_WORK REQUIRED_. Leave out the pictures and retype all the entries below exactly.

Content starts

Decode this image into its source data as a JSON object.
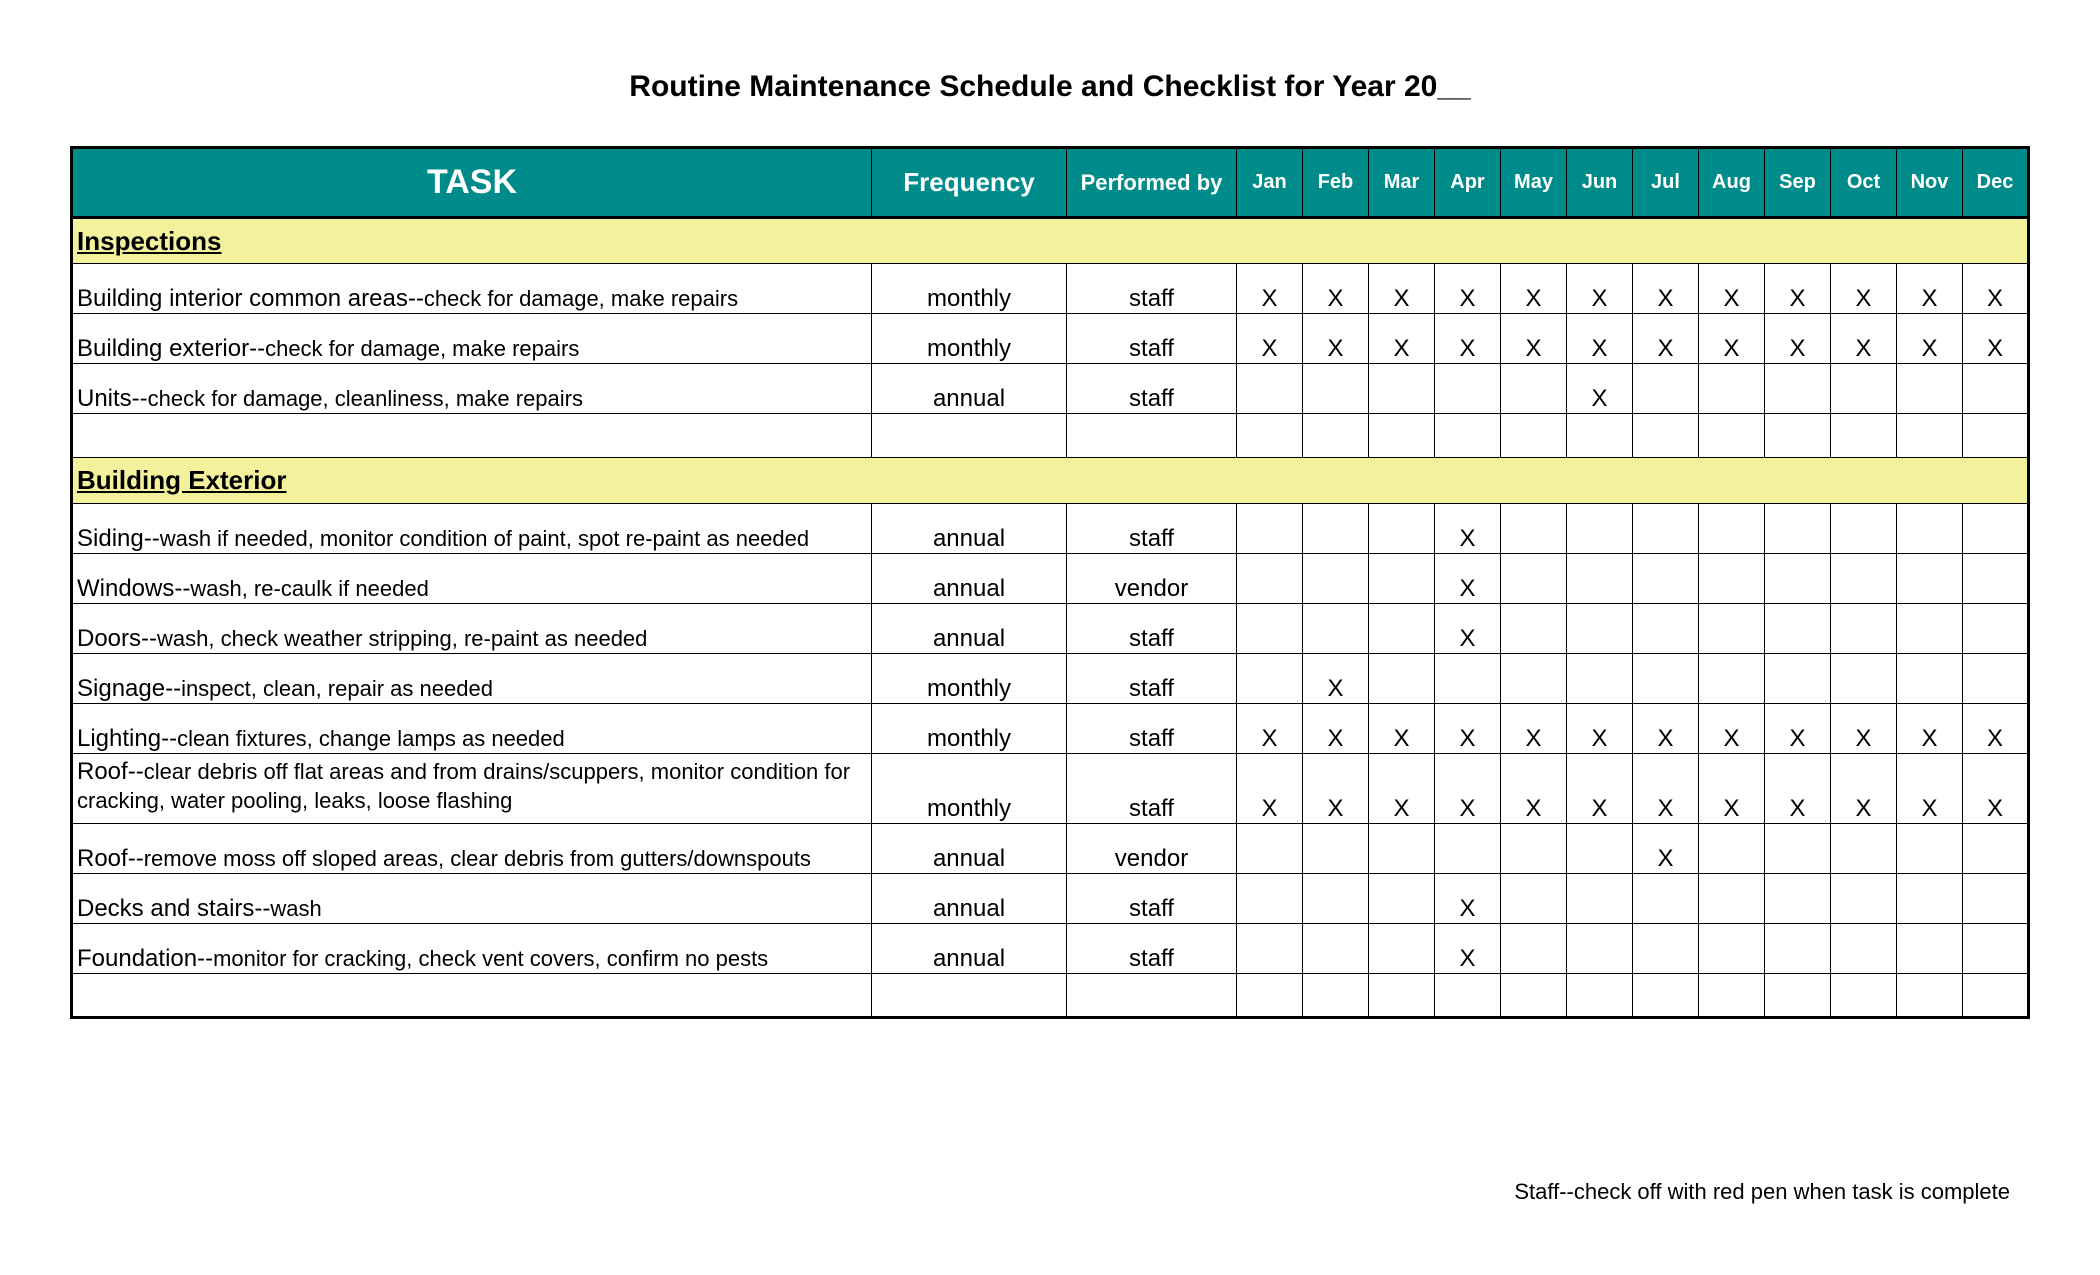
{
  "title": "Routine Maintenance Schedule and Checklist for Year 20__",
  "columns": {
    "task": "TASK",
    "frequency": "Frequency",
    "performed_by": "Performed by",
    "months": [
      "Jan",
      "Feb",
      "Mar",
      "Apr",
      "May",
      "Jun",
      "Jul",
      "Aug",
      "Sep",
      "Oct",
      "Nov",
      "Dec"
    ]
  },
  "mark": "X",
  "sections": [
    {
      "heading": "Inspections",
      "rows": [
        {
          "lead": "Building interior common areas--",
          "detail": "check for damage, make repairs",
          "frequency": "monthly",
          "performed_by": "staff",
          "months": [
            true,
            true,
            true,
            true,
            true,
            true,
            true,
            true,
            true,
            true,
            true,
            true
          ]
        },
        {
          "lead": "Building exterior--",
          "detail": "check for damage, make repairs",
          "frequency": "monthly",
          "performed_by": "staff",
          "months": [
            true,
            true,
            true,
            true,
            true,
            true,
            true,
            true,
            true,
            true,
            true,
            true
          ]
        },
        {
          "lead": "Units--",
          "detail": "check for damage, cleanliness, make repairs",
          "frequency": "annual",
          "performed_by": "staff",
          "months": [
            false,
            false,
            false,
            false,
            false,
            true,
            false,
            false,
            false,
            false,
            false,
            false
          ]
        }
      ],
      "trailing_blank": true
    },
    {
      "heading": "Building Exterior",
      "rows": [
        {
          "lead": "Siding--",
          "detail": "wash if needed, monitor condition of paint, spot re-paint as needed",
          "frequency": "annual",
          "performed_by": "staff",
          "months": [
            false,
            false,
            false,
            true,
            false,
            false,
            false,
            false,
            false,
            false,
            false,
            false
          ]
        },
        {
          "lead": "Windows--",
          "detail": "wash, re-caulk if needed",
          "frequency": "annual",
          "performed_by": "vendor",
          "months": [
            false,
            false,
            false,
            true,
            false,
            false,
            false,
            false,
            false,
            false,
            false,
            false
          ]
        },
        {
          "lead": "Doors--",
          "detail": "wash, check weather stripping, re-paint as needed",
          "frequency": "annual",
          "performed_by": "staff",
          "months": [
            false,
            false,
            false,
            true,
            false,
            false,
            false,
            false,
            false,
            false,
            false,
            false
          ]
        },
        {
          "lead": "Signage--",
          "detail": "inspect, clean, repair as needed",
          "frequency": "monthly",
          "performed_by": "staff",
          "months": [
            false,
            true,
            false,
            false,
            false,
            false,
            false,
            false,
            false,
            false,
            false,
            false
          ]
        },
        {
          "lead": "Lighting--",
          "detail": "clean fixtures, change lamps as needed",
          "frequency": "monthly",
          "performed_by": "staff",
          "months": [
            true,
            true,
            true,
            true,
            true,
            true,
            true,
            true,
            true,
            true,
            true,
            true
          ]
        },
        {
          "lead": "Roof--",
          "detail": "clear debris off flat areas and from drains/scuppers, monitor condition for cracking, water pooling, leaks, loose flashing",
          "frequency": "monthly",
          "performed_by": "staff",
          "months": [
            true,
            true,
            true,
            true,
            true,
            true,
            true,
            true,
            true,
            true,
            true,
            true
          ],
          "tall": true
        },
        {
          "lead": "Roof--",
          "detail": "remove moss off sloped areas, clear debris from gutters/downspouts",
          "frequency": "annual",
          "performed_by": "vendor",
          "months": [
            false,
            false,
            false,
            false,
            false,
            false,
            true,
            false,
            false,
            false,
            false,
            false
          ]
        },
        {
          "lead": "Decks and stairs--",
          "detail": "wash",
          "frequency": "annual",
          "performed_by": "staff",
          "months": [
            false,
            false,
            false,
            true,
            false,
            false,
            false,
            false,
            false,
            false,
            false,
            false
          ]
        },
        {
          "lead": "Foundation--",
          "detail": "monitor for cracking, check vent covers, confirm no pests",
          "frequency": "annual",
          "performed_by": "staff",
          "months": [
            false,
            false,
            false,
            true,
            false,
            false,
            false,
            false,
            false,
            false,
            false,
            false
          ]
        }
      ],
      "trailing_blank": true
    }
  ],
  "footnote": "Staff--check off with red pen when task is complete",
  "colors": {
    "header_bg": "#008b8b",
    "section_bg": "#f3f19b"
  }
}
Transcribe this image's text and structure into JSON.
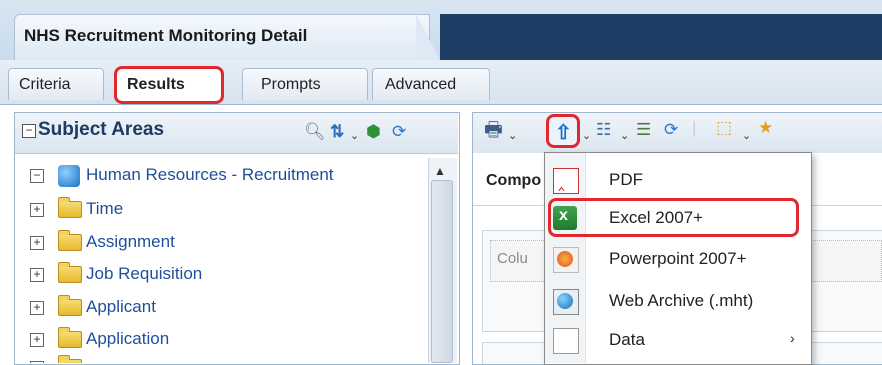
{
  "header": {
    "title": "NHS Recruitment Monitoring Detail"
  },
  "tabs": [
    {
      "label": "Criteria"
    },
    {
      "label": "Results"
    },
    {
      "label": "Prompts"
    },
    {
      "label": "Advanced"
    }
  ],
  "subject_areas": {
    "title": "Subject Areas",
    "root": "Human Resources - Recruitment",
    "folders": [
      {
        "label": "Time"
      },
      {
        "label": "Assignment"
      },
      {
        "label": "Job Requisition"
      },
      {
        "label": "Applicant"
      },
      {
        "label": "Application"
      }
    ]
  },
  "main": {
    "compound_label": "Compo",
    "column_hint": "Colu"
  },
  "export_menu": {
    "items": [
      {
        "label": "PDF",
        "icon": "pdf-icon"
      },
      {
        "label": "Excel 2007+",
        "icon": "excel-icon"
      },
      {
        "label": "Powerpoint 2007+",
        "icon": "powerpoint-icon"
      },
      {
        "label": "Web Archive (.mht)",
        "icon": "web-archive-icon"
      },
      {
        "label": "Data",
        "icon": "data-file-icon"
      }
    ]
  },
  "colors": {
    "highlight": "#e0282e",
    "nav_dark": "#1f3e66",
    "link_blue": "#1f4f9a"
  }
}
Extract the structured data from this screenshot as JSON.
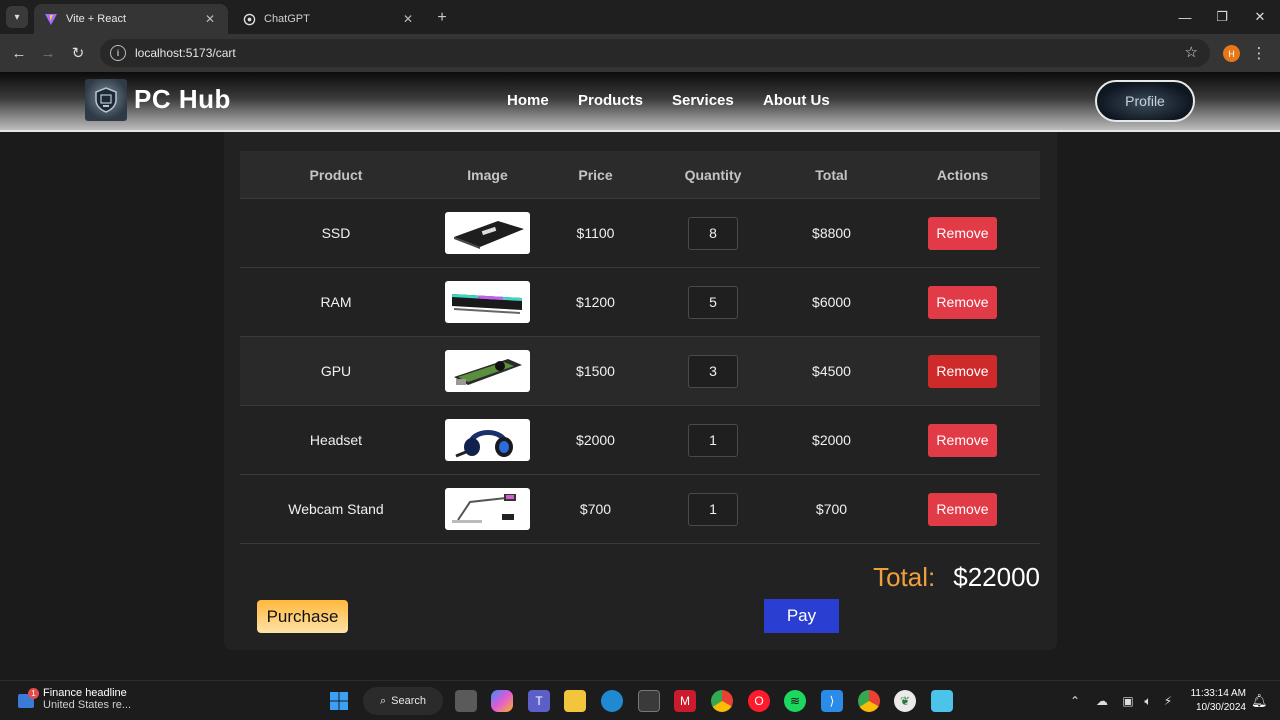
{
  "browser": {
    "tabs": [
      {
        "title": "Vite + React",
        "icon": "vite-icon",
        "active": true
      },
      {
        "title": "ChatGPT",
        "icon": "chatgpt-icon",
        "active": false
      }
    ],
    "url": "localhost:5173/cart",
    "profile_initial": "H"
  },
  "site": {
    "brand": "PC Hub",
    "nav": [
      "Home",
      "Products",
      "Services",
      "About Us"
    ],
    "profile_label": "Profile"
  },
  "cart": {
    "columns": [
      "Product",
      "Image",
      "Price",
      "Quantity",
      "Total",
      "Actions"
    ],
    "rows": [
      {
        "product": "SSD",
        "image": "ssd-image",
        "price": "$1100",
        "quantity": "8",
        "total": "$8800",
        "action": "Remove"
      },
      {
        "product": "RAM",
        "image": "ram-image",
        "price": "$1200",
        "quantity": "5",
        "total": "$6000",
        "action": "Remove"
      },
      {
        "product": "GPU",
        "image": "gpu-image",
        "price": "$1500",
        "quantity": "3",
        "total": "$4500",
        "action": "Remove"
      },
      {
        "product": "Headset",
        "image": "headset-image",
        "price": "$2000",
        "quantity": "1",
        "total": "$2000",
        "action": "Remove"
      },
      {
        "product": "Webcam Stand",
        "image": "webcam-stand-image",
        "price": "$700",
        "quantity": "1",
        "total": "$700",
        "action": "Remove"
      }
    ],
    "total_label": "Total:",
    "total_amount": "$22000",
    "purchase_label": "Purchase",
    "pay_label": "Pay"
  },
  "taskbar": {
    "news_badge": "1",
    "news_title": "Finance headline",
    "news_subtitle": "United States re...",
    "search_label": "Search",
    "time": "11:33:14 AM",
    "date": "10/30/2024"
  },
  "colors": {
    "accent_total": "#f0a03a",
    "remove_button": "#e23b48",
    "pay_button": "#2a3fd1",
    "purchase_button": "#ffb83c"
  }
}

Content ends

_RESULT FOR THIS TASK_.
Decode this image into its source data as a JSON object.
{
  "title": "Routine Maintenance Schedule and Checklist for Year 20__",
  "columns": {
    "task": "TASK",
    "frequency": "Frequency",
    "performed_by": "Performed by",
    "months": [
      "Jan",
      "Feb",
      "Mar",
      "Apr",
      "May",
      "Jun",
      "Jul",
      "Aug",
      "Sep",
      "Oct",
      "Nov",
      "Dec"
    ]
  },
  "mark": "X",
  "sections": [
    {
      "heading": "Inspections",
      "rows": [
        {
          "lead": "Building interior common areas--",
          "detail": "check for damage, make repairs",
          "frequency": "monthly",
          "performed_by": "staff",
          "months": [
            true,
            true,
            true,
            true,
            true,
            true,
            true,
            true,
            true,
            true,
            true,
            true
          ]
        },
        {
          "lead": "Building exterior--",
          "detail": "check for damage, make repairs",
          "frequency": "monthly",
          "performed_by": "staff",
          "months": [
            true,
            true,
            true,
            true,
            true,
            true,
            true,
            true,
            true,
            true,
            true,
            true
          ]
        },
        {
          "lead": "Units--",
          "detail": "check for damage, cleanliness, make repairs",
          "frequency": "annual",
          "performed_by": "staff",
          "months": [
            false,
            false,
            false,
            false,
            false,
            true,
            false,
            false,
            false,
            false,
            false,
            false
          ]
        }
      ],
      "trailing_blank": true
    },
    {
      "heading": "Building Exterior",
      "rows": [
        {
          "lead": "Siding--",
          "detail": "wash if needed, monitor condition of paint, spot re-paint as needed",
          "frequency": "annual",
          "performed_by": "staff",
          "months": [
            false,
            false,
            false,
            true,
            false,
            false,
            false,
            false,
            false,
            false,
            false,
            false
          ]
        },
        {
          "lead": "Windows--",
          "detail": "wash, re-caulk if needed",
          "frequency": "annual",
          "performed_by": "vendor",
          "months": [
            false,
            false,
            false,
            true,
            false,
            false,
            false,
            false,
            false,
            false,
            false,
            false
          ]
        },
        {
          "lead": "Doors--",
          "detail": "wash, check weather stripping, re-paint as needed",
          "frequency": "annual",
          "performed_by": "staff",
          "months": [
            false,
            false,
            false,
            true,
            false,
            false,
            false,
            false,
            false,
            false,
            false,
            false
          ]
        },
        {
          "lead": "Signage--",
          "detail": "inspect, clean, repair as needed",
          "frequency": "monthly",
          "performed_by": "staff",
          "months": [
            false,
            true,
            false,
            false,
            false,
            false,
            false,
            false,
            false,
            false,
            false,
            false
          ]
        },
        {
          "lead": "Lighting--",
          "detail": "clean fixtures, change lamps as needed",
          "frequency": "monthly",
          "performed_by": "staff",
          "months": [
            true,
            true,
            true,
            true,
            true,
            true,
            true,
            true,
            true,
            true,
            true,
            true
          ]
        },
        {
          "lead": "Roof--",
          "detail": "clear debris off flat areas and from drains/scuppers, monitor condition for cracking, water pooling, leaks, loose flashing",
          "frequency": "monthly",
          "performed_by": "staff",
          "months": [
            true,
            true,
            true,
            true,
            true,
            true,
            true,
            true,
            true,
            true,
            true,
            true
          ],
          "tall": true
        },
        {
          "lead": "Roof--",
          "detail": "remove moss off sloped areas, clear debris from gutters/downspouts",
          "frequency": "annual",
          "performed_by": "vendor",
          "months": [
            false,
            false,
            false,
            false,
            false,
            false,
            true,
            false,
            false,
            false,
            false,
            false
          ]
        },
        {
          "lead": "Decks and stairs--",
          "detail": "wash",
          "frequency": "annual",
          "performed_by": "staff",
          "months": [
            false,
            false,
            false,
            true,
            false,
            false,
            false,
            false,
            false,
            false,
            false,
            false
          ]
        },
        {
          "lead": "Foundation--",
          "detail": "monitor for cracking, check vent covers, confirm no pests",
          "frequency": "annual",
          "performed_by": "staff",
          "months": [
            false,
            false,
            false,
            true,
            false,
            false,
            false,
            false,
            false,
            false,
            false,
            false
          ]
        }
      ],
      "trailing_blank": true
    }
  ],
  "footnote": "Staff--check off with red pen when task is complete",
  "colors": {
    "header_bg": "#008b8b",
    "section_bg": "#f3f19b"
  }
}
Transcribe this image's text and structure into JSON.
{
  "header": {
    "title": "NHS Recruitment Monitoring Detail"
  },
  "tabs": [
    {
      "label": "Criteria"
    },
    {
      "label": "Results"
    },
    {
      "label": "Prompts"
    },
    {
      "label": "Advanced"
    }
  ],
  "subject_areas": {
    "title": "Subject Areas",
    "root": "Human Resources - Recruitment",
    "folders": [
      {
        "label": "Time"
      },
      {
        "label": "Assignment"
      },
      {
        "label": "Job Requisition"
      },
      {
        "label": "Applicant"
      },
      {
        "label": "Application"
      }
    ]
  },
  "main": {
    "compound_label": "Compo",
    "column_hint": "Colu"
  },
  "export_menu": {
    "items": [
      {
        "label": "PDF",
        "icon": "pdf-icon"
      },
      {
        "label": "Excel 2007+",
        "icon": "excel-icon"
      },
      {
        "label": "Powerpoint 2007+",
        "icon": "powerpoint-icon"
      },
      {
        "label": "Web Archive (.mht)",
        "icon": "web-archive-icon"
      },
      {
        "label": "Data",
        "icon": "data-file-icon"
      }
    ]
  },
  "colors": {
    "highlight": "#e0282e",
    "nav_dark": "#1f3e66",
    "link_blue": "#1f4f9a"
  }
}
Extract the structured data from this screenshot as JSON.
{
  "browser": {
    "tabs": [
      {
        "title": "Vite + React",
        "icon": "vite-icon",
        "active": true
      },
      {
        "title": "ChatGPT",
        "icon": "chatgpt-icon",
        "active": false
      }
    ],
    "url": "localhost:5173/cart",
    "profile_initial": "H"
  },
  "site": {
    "brand": "PC Hub",
    "nav": [
      "Home",
      "Products",
      "Services",
      "About Us"
    ],
    "profile_label": "Profile"
  },
  "cart": {
    "columns": [
      "Product",
      "Image",
      "Price",
      "Quantity",
      "Total",
      "Actions"
    ],
    "rows": [
      {
        "product": "SSD",
        "image": "ssd-image",
        "price": "$1100",
        "quantity": "8",
        "total": "$8800",
        "action": "Remove"
      },
      {
        "product": "RAM",
        "image": "ram-image",
        "price": "$1200",
        "quantity": "5",
        "total": "$6000",
        "action": "Remove"
      },
      {
        "product": "GPU",
        "image": "gpu-image",
        "price": "$1500",
        "quantity": "3",
        "total": "$4500",
        "action": "Remove"
      },
      {
        "product": "Headset",
        "image": "headset-image",
        "price": "$2000",
        "quantity": "1",
        "total": "$2000",
        "action": "Remove"
      },
      {
        "product": "Webcam Stand",
        "image": "webcam-stand-image",
        "price": "$700",
        "quantity": "1",
        "total": "$700",
        "action": "Remove"
      }
    ],
    "total_label": "Total:",
    "total_amount": "$22000",
    "purchase_label": "Purchase",
    "pay_label": "Pay"
  },
  "taskbar": {
    "news_badge": "1",
    "news_title": "Finance headline",
    "news_subtitle": "United States re...",
    "search_label": "Search",
    "time": "11:33:14 AM",
    "date": "10/30/2024"
  },
  "colors": {
    "accent_total": "#f0a03a",
    "remove_button": "#e23b48",
    "pay_button": "#2a3fd1",
    "purchase_button": "#ffb83c"
  }
}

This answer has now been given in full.